Pretty generous casting

Yet given what we’ve “achieved”(Note: Ahem) in terms of world interconnectivity in the last three decades this has now become an undeniable fact of life for all of us.  

For it’d be naive to deny that in less than 24 hours any one of us could be living out the hideous fishbowl existence of our own 2021 version of Diana, but without the designer clothes and cool sports car she drives in Spencer.

Whether we enable it, whether we plan it or if, as in most cases, it happens quite accidentally.

This brings us to Kyle, the good ole boy cause celebre or object of international hate/love of the hour.

Ugh, this guy

The moment this then 17-year-old little shit chose to travel to another state with a semi-automatic rifle he didn’t own strapped on his shoulder so he could strut around like a big bad PROUD boy, pretending to be someone he was not (Note: A military-style paramedic vs. a princess for the people) he was immediately trading in his anonymous life and willingly putting himself in the crosshairs of danger – red, white and blue style.

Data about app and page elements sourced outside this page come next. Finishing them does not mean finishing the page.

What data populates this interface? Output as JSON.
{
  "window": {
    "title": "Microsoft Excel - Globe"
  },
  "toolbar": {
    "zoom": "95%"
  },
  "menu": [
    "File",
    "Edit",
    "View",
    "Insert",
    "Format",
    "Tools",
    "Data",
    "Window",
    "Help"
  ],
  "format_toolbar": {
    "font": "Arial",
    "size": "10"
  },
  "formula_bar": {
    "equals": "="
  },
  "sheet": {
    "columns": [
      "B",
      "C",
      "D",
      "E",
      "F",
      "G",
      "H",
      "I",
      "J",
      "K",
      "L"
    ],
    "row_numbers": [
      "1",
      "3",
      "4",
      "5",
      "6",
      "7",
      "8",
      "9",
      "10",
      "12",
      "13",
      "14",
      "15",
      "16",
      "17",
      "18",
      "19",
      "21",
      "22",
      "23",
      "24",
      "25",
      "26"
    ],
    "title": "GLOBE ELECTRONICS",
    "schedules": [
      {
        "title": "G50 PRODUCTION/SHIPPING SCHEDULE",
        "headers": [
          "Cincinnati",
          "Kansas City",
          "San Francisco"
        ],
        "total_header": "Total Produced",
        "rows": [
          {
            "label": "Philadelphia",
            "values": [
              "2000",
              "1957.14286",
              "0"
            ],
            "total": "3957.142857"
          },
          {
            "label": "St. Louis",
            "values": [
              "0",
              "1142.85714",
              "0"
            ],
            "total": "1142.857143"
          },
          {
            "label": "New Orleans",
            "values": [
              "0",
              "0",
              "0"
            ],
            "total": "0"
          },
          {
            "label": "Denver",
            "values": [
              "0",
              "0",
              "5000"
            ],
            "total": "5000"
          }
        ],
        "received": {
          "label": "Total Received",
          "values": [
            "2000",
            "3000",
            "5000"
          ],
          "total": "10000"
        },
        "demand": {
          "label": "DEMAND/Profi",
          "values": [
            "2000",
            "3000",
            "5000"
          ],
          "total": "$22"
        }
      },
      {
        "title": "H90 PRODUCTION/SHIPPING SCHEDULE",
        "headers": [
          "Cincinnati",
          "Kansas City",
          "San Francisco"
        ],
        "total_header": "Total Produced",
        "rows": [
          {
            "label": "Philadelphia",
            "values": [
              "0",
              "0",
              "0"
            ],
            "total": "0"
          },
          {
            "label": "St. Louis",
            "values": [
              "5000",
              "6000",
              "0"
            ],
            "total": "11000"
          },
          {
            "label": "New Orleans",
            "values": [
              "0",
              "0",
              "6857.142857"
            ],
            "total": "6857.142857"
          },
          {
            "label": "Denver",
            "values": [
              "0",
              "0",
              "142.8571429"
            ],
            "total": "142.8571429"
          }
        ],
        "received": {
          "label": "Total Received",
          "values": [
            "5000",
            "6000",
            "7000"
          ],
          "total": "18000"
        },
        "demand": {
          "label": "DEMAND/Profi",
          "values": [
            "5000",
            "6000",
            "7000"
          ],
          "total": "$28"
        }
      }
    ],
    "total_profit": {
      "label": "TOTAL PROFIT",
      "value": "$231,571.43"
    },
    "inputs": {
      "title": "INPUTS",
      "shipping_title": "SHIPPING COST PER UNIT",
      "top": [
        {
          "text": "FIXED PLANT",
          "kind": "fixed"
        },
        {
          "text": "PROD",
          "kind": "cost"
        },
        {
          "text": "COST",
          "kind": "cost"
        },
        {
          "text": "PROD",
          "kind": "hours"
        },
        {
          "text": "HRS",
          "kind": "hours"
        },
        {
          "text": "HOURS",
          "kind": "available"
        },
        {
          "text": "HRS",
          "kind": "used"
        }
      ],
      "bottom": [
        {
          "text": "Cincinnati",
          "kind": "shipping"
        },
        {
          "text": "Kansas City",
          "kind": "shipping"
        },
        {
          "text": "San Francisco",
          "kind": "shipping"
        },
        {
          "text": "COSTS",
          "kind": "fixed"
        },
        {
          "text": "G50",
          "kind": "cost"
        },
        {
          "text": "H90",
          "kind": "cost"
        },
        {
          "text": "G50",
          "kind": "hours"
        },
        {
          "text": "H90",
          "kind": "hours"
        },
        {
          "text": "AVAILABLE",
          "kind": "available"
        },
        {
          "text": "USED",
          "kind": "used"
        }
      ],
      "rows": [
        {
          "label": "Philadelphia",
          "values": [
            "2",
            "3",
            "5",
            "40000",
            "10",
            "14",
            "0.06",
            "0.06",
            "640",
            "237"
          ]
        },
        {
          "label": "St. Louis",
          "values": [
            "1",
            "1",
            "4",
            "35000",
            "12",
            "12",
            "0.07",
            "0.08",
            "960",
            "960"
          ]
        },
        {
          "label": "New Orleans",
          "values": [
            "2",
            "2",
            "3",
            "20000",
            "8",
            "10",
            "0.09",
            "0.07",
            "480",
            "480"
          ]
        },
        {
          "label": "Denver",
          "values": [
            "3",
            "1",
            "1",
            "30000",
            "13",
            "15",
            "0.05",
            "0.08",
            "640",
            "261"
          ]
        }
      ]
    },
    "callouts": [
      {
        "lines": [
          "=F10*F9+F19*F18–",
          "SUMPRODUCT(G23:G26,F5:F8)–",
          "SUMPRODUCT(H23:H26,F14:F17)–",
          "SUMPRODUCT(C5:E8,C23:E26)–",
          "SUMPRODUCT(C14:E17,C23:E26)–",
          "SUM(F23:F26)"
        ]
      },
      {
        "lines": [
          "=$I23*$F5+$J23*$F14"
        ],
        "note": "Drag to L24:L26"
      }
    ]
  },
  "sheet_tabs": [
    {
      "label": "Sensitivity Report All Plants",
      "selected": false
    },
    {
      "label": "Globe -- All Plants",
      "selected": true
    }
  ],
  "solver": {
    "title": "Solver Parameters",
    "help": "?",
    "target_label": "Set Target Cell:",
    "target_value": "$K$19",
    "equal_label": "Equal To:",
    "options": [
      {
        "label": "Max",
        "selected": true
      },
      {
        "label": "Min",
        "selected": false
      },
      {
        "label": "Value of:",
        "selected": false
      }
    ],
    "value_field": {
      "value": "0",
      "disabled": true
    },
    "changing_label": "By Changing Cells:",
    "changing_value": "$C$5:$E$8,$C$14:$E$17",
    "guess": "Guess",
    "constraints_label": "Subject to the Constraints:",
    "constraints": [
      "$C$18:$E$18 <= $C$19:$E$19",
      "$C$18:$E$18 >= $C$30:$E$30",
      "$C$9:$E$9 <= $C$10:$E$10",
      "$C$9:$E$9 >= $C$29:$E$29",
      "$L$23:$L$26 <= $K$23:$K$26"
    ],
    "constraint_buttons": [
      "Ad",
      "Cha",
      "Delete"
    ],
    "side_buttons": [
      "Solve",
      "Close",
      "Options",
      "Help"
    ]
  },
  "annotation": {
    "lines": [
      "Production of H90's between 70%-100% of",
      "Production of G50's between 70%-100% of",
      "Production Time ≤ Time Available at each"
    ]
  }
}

It might be true that he hadn’t planned murder – or well, multiple shots with a war weapon directly into the bodies or two unarmed people he would kill, though later be found not guilty of committing a felony against – but this was always in the cards.

The reason they call them military-style weapons is that they’re meant to kill people in the most efficient manner possible.  To deny this is like denying that dating a famous person from a famously Royal family can very likely make you viscous fodder for the international consumption of venal gossip.

Justice had no chance against an AR15

The difference, of course, is that young Kyle chose a potentially lethal weapon that he could aim at others for fun, frolic and effect.   Diana chose a potentially lethal arena where many of the weapons of the world would eventually be borne down on her because, well, they could.  And it’s fun.

Kyle quickly and enthusiastically became the hunter.  Diana found herself hunted. 

And it’s always better to be armed when you find yourself in the midst of a hunt.  Until, well, it’s not.

By play acting soldier and making himself a minor in a minefield of social unrest, young Kyle was living out a video game fantasy of right wing revenge on the streets of Kenosha, WI over a year ago.  But as often happens in these situations, who he truly was or could have become (Note: We’ll never know) got swallowed by the events he set in motion to hideously public effect.

More of the same…

With his exoneration in criminal court last week, it might right now seem that he’s emerged victorious and gotten away with it.  Yet recent history often has a way of George Zimmerman-ing and Dan White-ing the crap out of people like him – shooters who walk away seemingly unscathed to only years later be hoisted on their own petards (Note:  I’ve been waiting decades to use that comic book phrase from “Batman” and this is the first time it’s ever seemed appropriate).

Kyle might have physically survived a situation his victims couldn’t (Note:  Tough crap crazy Judge Schroeder, I can use that word outside of your courtroom).  But it remains to be seen if he can survive himself.

He’s scheduled to do his first post-court interview with Tucker Carlson to air on Fox Monday night and there has already been talk of him being offered an internship via accused child sex trafficker, Rep. Matt Goetz (R-FL).   

Eyeroll of the century

So, I mean, that will certainly end well for him in the long run, right?  Like, what could go wrong as the years go on?

Fame and some potentially small fortune might be currently knocking at his door but one of the things we know all too well as 2021 is coming to a close is that everything comes at a cost. 

And I’m here to tell you as a college professor with two decades of experience that few, very few, 18 year olds have what it takes to weather the kind of relentless, ongoing storms Kyle will find himself in.

It’s a dangerous drug

Fame is a harsh, relentless and unforgiving mistress as all of us adults who’ve been fortunate enough to live through Diana’s death AND the last thirty years can attest to.

No matter what side you’re on and no matter how dastardly or noble your motivations or deeds.   Stay tuned.

Lady Gaga – “Monster”